=== Aim of the exercise ===
Reproduce every entry below precisely; do not include the pictures.

Data records for software interfaces:
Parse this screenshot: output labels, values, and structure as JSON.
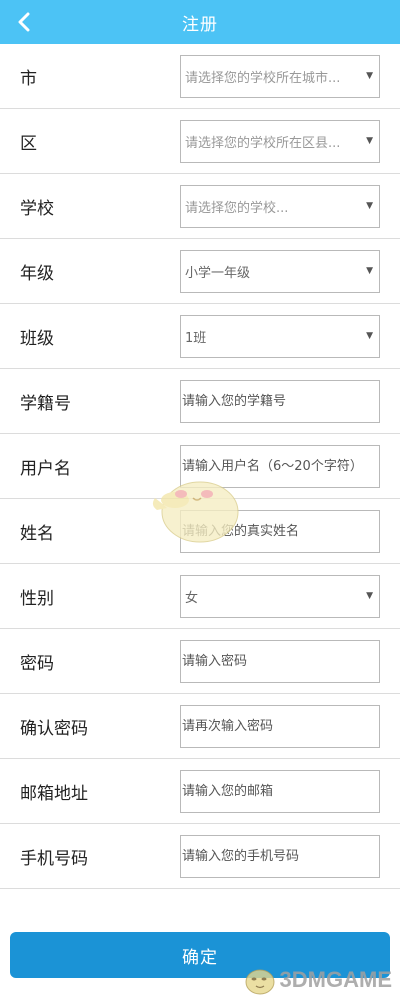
{
  "header": {
    "title": "注册"
  },
  "fields": [
    {
      "label": "市",
      "type": "select",
      "value": "请选择您的学校所在城市...",
      "placeholder": true
    },
    {
      "label": "区",
      "type": "select",
      "value": "请选择您的学校所在区县...",
      "placeholder": true
    },
    {
      "label": "学校",
      "type": "select",
      "value": "请选择您的学校...",
      "placeholder": true
    },
    {
      "label": "年级",
      "type": "select",
      "value": "小学一年级",
      "placeholder": false
    },
    {
      "label": "班级",
      "type": "select",
      "value": "1班",
      "placeholder": false
    },
    {
      "label": "学籍号",
      "type": "input",
      "placeholder": "请输入您的学籍号"
    },
    {
      "label": "用户名",
      "type": "input",
      "placeholder": "请输入用户名（6～20个字符）"
    },
    {
      "label": "姓名",
      "type": "input",
      "placeholder": "请输入您的真实姓名"
    },
    {
      "label": "性别",
      "type": "select",
      "value": "女",
      "placeholder": false
    },
    {
      "label": "密码",
      "type": "input",
      "placeholder": "请输入密码"
    },
    {
      "label": "确认密码",
      "type": "input",
      "placeholder": "请再次输入密码"
    },
    {
      "label": "邮箱地址",
      "type": "input",
      "placeholder": "请输入您的邮箱"
    },
    {
      "label": "手机号码",
      "type": "input",
      "placeholder": "请输入您的手机号码"
    }
  ],
  "submit": {
    "label": "确定"
  },
  "watermark": {
    "text": "3DMGAME"
  },
  "icons": {
    "back": "chevron-left-icon",
    "dropdown": "triangle-down-icon"
  },
  "colors": {
    "header": "#4cc3f5",
    "button": "#1b93d6"
  }
}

=== Answer area ===
Parse this screenshot: output labels, values, and structure as JSON.
{
  "header": {
    "title": "注册"
  },
  "fields": [
    {
      "label": "市",
      "type": "select",
      "value": "请选择您的学校所在城市...",
      "placeholder": true
    },
    {
      "label": "区",
      "type": "select",
      "value": "请选择您的学校所在区县...",
      "placeholder": true
    },
    {
      "label": "学校",
      "type": "select",
      "value": "请选择您的学校...",
      "placeholder": true
    },
    {
      "label": "年级",
      "type": "select",
      "value": "小学一年级",
      "placeholder": false
    },
    {
      "label": "班级",
      "type": "select",
      "value": "1班",
      "placeholder": false
    },
    {
      "label": "学籍号",
      "type": "input",
      "placeholder": "请输入您的学籍号"
    },
    {
      "label": "用户名",
      "type": "input",
      "placeholder": "请输入用户名（6～20个字符）"
    },
    {
      "label": "姓名",
      "type": "input",
      "placeholder": "请输入您的真实姓名"
    },
    {
      "label": "性别",
      "type": "select",
      "value": "女",
      "placeholder": false
    },
    {
      "label": "密码",
      "type": "input",
      "placeholder": "请输入密码"
    },
    {
      "label": "确认密码",
      "type": "input",
      "placeholder": "请再次输入密码"
    },
    {
      "label": "邮箱地址",
      "type": "input",
      "placeholder": "请输入您的邮箱"
    },
    {
      "label": "手机号码",
      "type": "input",
      "placeholder": "请输入您的手机号码"
    }
  ],
  "submit": {
    "label": "确定"
  },
  "watermark": {
    "text": "3DMGAME"
  },
  "icons": {
    "back": "chevron-left-icon",
    "dropdown": "triangle-down-icon"
  },
  "colors": {
    "header": "#4cc3f5",
    "button": "#1b93d6"
  }
}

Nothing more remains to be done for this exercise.